** Work to be completed **
There should be no pictures in your answer, only an exact copy of the lines from the one with "Extract the structured" through the end of the material.
Dataset entries section start
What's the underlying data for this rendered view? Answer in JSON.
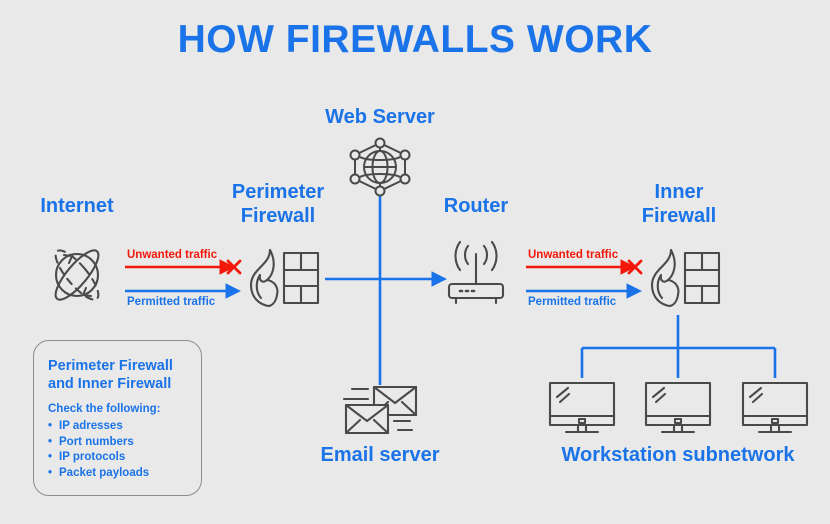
{
  "title": "HOW FIREWALLS WORK",
  "colors": {
    "background": "#e9e9e9",
    "accent_blue": "#1a73e8",
    "alert_red": "#f2190c",
    "icon_gray": "#4a4a4a",
    "legend_border": "#8d8d8d"
  },
  "nodes": {
    "internet": {
      "label": "Internet",
      "icon": "globe-orbit-icon"
    },
    "perimeter_firewall": {
      "label": "Perimeter\nFirewall",
      "icon": "firewall-flame-brick-icon"
    },
    "web_server": {
      "label": "Web Server",
      "icon": "globe-network-hexagon-icon"
    },
    "router": {
      "label": "Router",
      "icon": "router-antenna-icon"
    },
    "inner_firewall": {
      "label": "Inner\nFirewall",
      "icon": "firewall-flame-brick-icon"
    },
    "email_server": {
      "label": "Email server",
      "icon": "envelopes-icon"
    },
    "workstations": {
      "label": "Workstation subnetwork",
      "icon": "monitor-icon",
      "count": 3
    }
  },
  "traffic": {
    "unwanted": "Unwanted traffic",
    "permitted": "Permitted traffic"
  },
  "legend": {
    "title": "Perimeter Firewall\nand Inner Firewall",
    "subtitle": "Check the following:",
    "items": [
      "IP adresses",
      "Port numbers",
      "IP protocols",
      "Packet payloads"
    ]
  }
}
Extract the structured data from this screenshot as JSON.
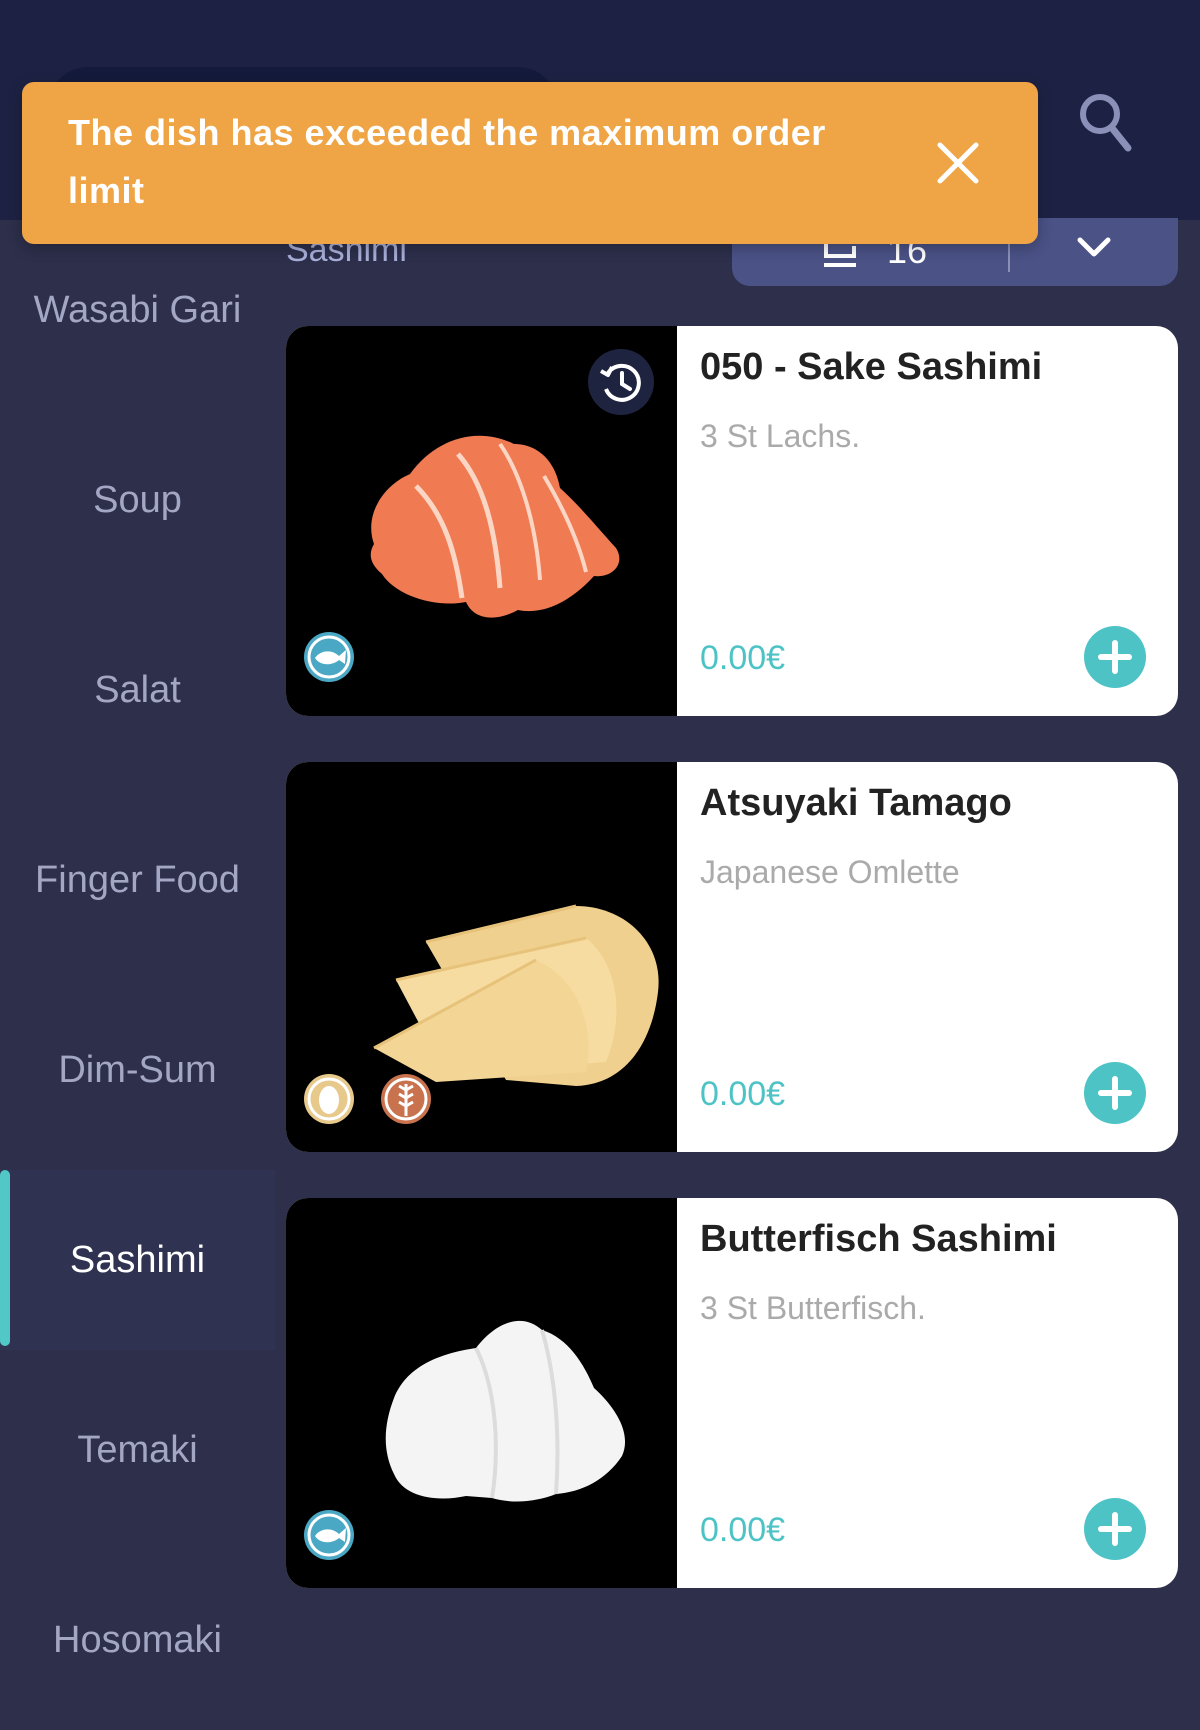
{
  "header": {
    "section_label": "Sashimi",
    "table_number": "16"
  },
  "toast": {
    "message": "The dish has exceeded the maximum order limit"
  },
  "sidebar": {
    "items": [
      {
        "label": "Wasabi Gari"
      },
      {
        "label": "Soup"
      },
      {
        "label": "Salat"
      },
      {
        "label": "Finger Food"
      },
      {
        "label": "Dim-Sum"
      },
      {
        "label": "Sashimi",
        "active": true
      },
      {
        "label": "Temaki"
      },
      {
        "label": "Hosomaki"
      }
    ]
  },
  "dishes": [
    {
      "name": "050 - Sake Sashimi",
      "description": "3 St Lachs.",
      "price": "0.00€",
      "badges": [
        "fish-icon"
      ],
      "history": true
    },
    {
      "name": "Atsuyaki Tamago",
      "description": "Japanese Omlette",
      "price": "0.00€",
      "badges": [
        "egg-icon",
        "wheat-icon"
      ]
    },
    {
      "name": "Butterfisch Sashimi",
      "description": "3 St Butterfisch.",
      "price": "0.00€",
      "badges": [
        "fish-icon"
      ]
    }
  ],
  "colors": {
    "background": "#2d2f4b",
    "topbar": "#1d2244",
    "toast": "#efa546",
    "accent": "#4ec3c6",
    "table_select": "#4a5286"
  }
}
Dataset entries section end
** Exercise result **
Extract the structured data from this screenshot as JSON.
{
  "header": {
    "section_label": "Sashimi",
    "table_number": "16"
  },
  "toast": {
    "message": "The dish has exceeded the maximum order limit"
  },
  "sidebar": {
    "items": [
      {
        "label": "Wasabi Gari"
      },
      {
        "label": "Soup"
      },
      {
        "label": "Salat"
      },
      {
        "label": "Finger Food"
      },
      {
        "label": "Dim-Sum"
      },
      {
        "label": "Sashimi",
        "active": true
      },
      {
        "label": "Temaki"
      },
      {
        "label": "Hosomaki"
      }
    ]
  },
  "dishes": [
    {
      "name": "050 - Sake Sashimi",
      "description": "3 St Lachs.",
      "price": "0.00€",
      "badges": [
        "fish-icon"
      ],
      "history": true
    },
    {
      "name": "Atsuyaki Tamago",
      "description": "Japanese Omlette",
      "price": "0.00€",
      "badges": [
        "egg-icon",
        "wheat-icon"
      ]
    },
    {
      "name": "Butterfisch Sashimi",
      "description": "3 St Butterfisch.",
      "price": "0.00€",
      "badges": [
        "fish-icon"
      ]
    }
  ],
  "colors": {
    "background": "#2d2f4b",
    "topbar": "#1d2244",
    "toast": "#efa546",
    "accent": "#4ec3c6",
    "table_select": "#4a5286"
  }
}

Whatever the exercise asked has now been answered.